Caught in a crossfire between terrorists who claim to belong to Islam and commentators calling for “fundamental reforms” to their religion, Muslims in Europe are enduring a very uncomfortable time.
The terrorists use distorted Islamic terms, so Muslims face smear campaigns and selective racism in Europe. Meanwhile, critics on the continent demand radical changes to their religion from a supposed position of superiority.
These critics speak to Muslim like headmasters to unruly pupils. They not only assign Muslims homework, but also determined the results of religious “reforms” to be made under pressure.
Voices in Europe are given column space in magazines and newspapers, and broadcast time on television, heightening the sense of panic. They are not calling for a reasoned, renewed reading of Muslim texts, or an improvement of religious sciences – rather for the dismantling of the Muslim faith and the abandonment of it in one way or another.
This is not “reform” or “reassessment” in the traditional sense – these critics are basically renouncing the religion.

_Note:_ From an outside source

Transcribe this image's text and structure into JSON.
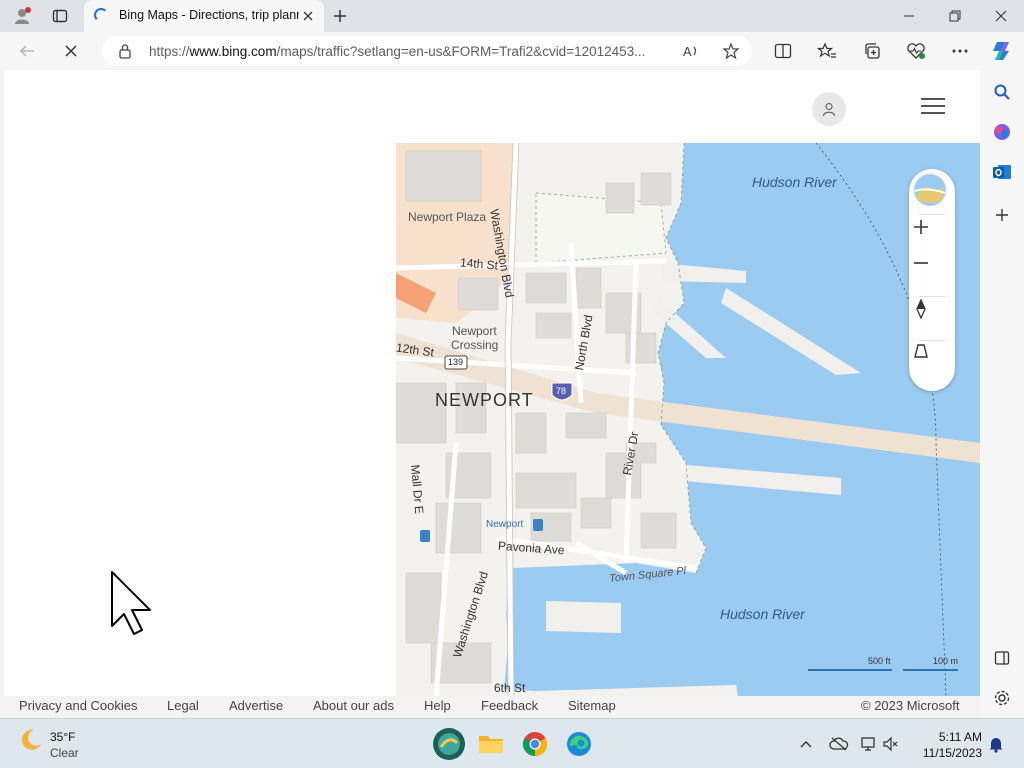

For example, it is no longer unusual for Muslim minorities in Europe to be told: “Reconsider your religion”, or “judge your clerics and do not hesitate to offend them”.
Such demands are supposedly made on the behalf of the majority, but without any explicit support from the wider population. It employs a naive form of logic that demands that one group of society act in a specific manner because of the actions of another group
Some pressure Muslims to abandon their religion or alter it, but would adhering to these arrogant demands result in the world’s salvation from terrorism, as everyone hopes?
Experts who have analysed the personal circumstances of those committing terrorist attacks have concluded is that these individuals were never educated about Islam.
These people were educated in European state schools and raised in a consumer society. There they faced psychological, social, or economic issues or crises, so they rebelled.
In the Muslim world, the wars and crises occurring are enough to cause the emergence of new versions and copies of terrorist violence amid the smoke from the burning fires. This is also pushing black clouds towards Europe.
We must be cautious with regards to the panic in Europe – to stop the spread of naive logic advocated by arrogant commentators.
The voices calling for the revision or reassessment of Islam after every terrorist attack are also making complex mistakes. They are disregarding the actual reasons for the current wave of terrorism. Holding Islam responsible for these heinous acts tempts others to ignore the direct and indirect reasons behind them and hinders the necessary and urgent treatment of this.
Would it be fair to hold Marx and Engels responsible for the attacks of communist terrorist organisations over the last century? Or to hold the wise Buddha responsible for the murder, arson and oppression in Myanmar? The Lord’s Resistance Army claims that the Christian God ordered them to commit atrocities in Uganda.
Those who holding Islam responsible for the terrorist acts are in effect rewarding Daesh and accepting its carefully woven slogans. This means that the mainstream Muslims who continue to condemn terrorism do so in vain.
We must agree on the importance of reforms in every area. Do these same nations possess the same courage to revise their “sanctified” foreign policies?
Let’s start the matter by sparking a general and public discussion on the close ties between these countries and the Israeli occupation, which still received support even while applying its new version of apartheid. Or we could revise the collusion with tyrannical regimes that overthrew and repress democracy.
Those who do not want to bother or disturb the policymakers could revise history; the aftershocks of which we are still experiencing. For example, it is worth considering and examining the colonial era that some nations do not dare hold anyone accountable for, apologise for its horrors, or condemn its culture. This includes the culture of civilizational superiority and the language of cultural arrogance that demand others stomp on their own sanctities.
By Hossam Shaker – The views expressed here are the author’s own.